Complementary Metal Oxide Semiconductor
Everyone’ s a photographer these days, thanks to the high-quality image capture capabilities of smartphone cameras and other modern-day video monitoring tech. However, few of us stop and wonder how they managed to fit such impressive technology into such a tiny space. It’ s an engineering feat that’ s traced to NASA’ s development of complementary metal oxide semiconductors (CMOS). It’ s a breakthrough that allowed for smaller cameras to be used in space without compromising image quality.

Viscoelastic Polyurethane
Memory foam mattresses are another example of popular consumer products made with space travel tech. Officially known as viscoelastic polyurethane, memory foam was invented to cushion astronauts from the intense g-forces of liftoff and reentry.

Microalgae Nutritional Enrichment
What sounds like some sort of sci-fi food is, in fact, something most parents are familiar with: baby formula. NASA developed algae-based nutritional enrichment as a way to stretch food supplies in space.

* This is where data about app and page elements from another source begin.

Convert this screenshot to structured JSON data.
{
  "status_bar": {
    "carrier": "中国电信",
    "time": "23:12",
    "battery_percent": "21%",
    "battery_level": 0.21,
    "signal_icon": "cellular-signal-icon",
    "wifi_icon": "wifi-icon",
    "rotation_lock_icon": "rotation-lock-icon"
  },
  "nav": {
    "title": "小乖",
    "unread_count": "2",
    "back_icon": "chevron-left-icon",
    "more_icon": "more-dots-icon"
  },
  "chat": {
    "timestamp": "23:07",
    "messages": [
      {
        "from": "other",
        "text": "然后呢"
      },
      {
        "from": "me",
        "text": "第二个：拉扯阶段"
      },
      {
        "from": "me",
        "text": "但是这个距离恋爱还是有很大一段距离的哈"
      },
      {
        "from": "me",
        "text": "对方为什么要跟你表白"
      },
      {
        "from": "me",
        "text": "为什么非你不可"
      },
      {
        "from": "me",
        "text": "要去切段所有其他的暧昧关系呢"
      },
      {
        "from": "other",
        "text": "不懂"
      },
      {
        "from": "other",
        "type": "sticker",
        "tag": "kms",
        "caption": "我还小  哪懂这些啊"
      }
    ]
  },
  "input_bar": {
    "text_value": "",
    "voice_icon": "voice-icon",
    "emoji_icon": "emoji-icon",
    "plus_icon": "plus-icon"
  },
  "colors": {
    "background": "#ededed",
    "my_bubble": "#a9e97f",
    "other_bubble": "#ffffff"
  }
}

The substance was soon discovered to provide adequate nutrition for infants, leading to the widespread popularity of baby formula as a safe and effective alternative to breastfeeding.

The list goes on and on. These are just a handful of the most popular aerospace technologies commonly found in everyday life. So the next time you use a smartphone, drive a car, put on your shoes, go to sleep, or feed your baby, just remember you’ re benefiting from technology devised to explore the stars.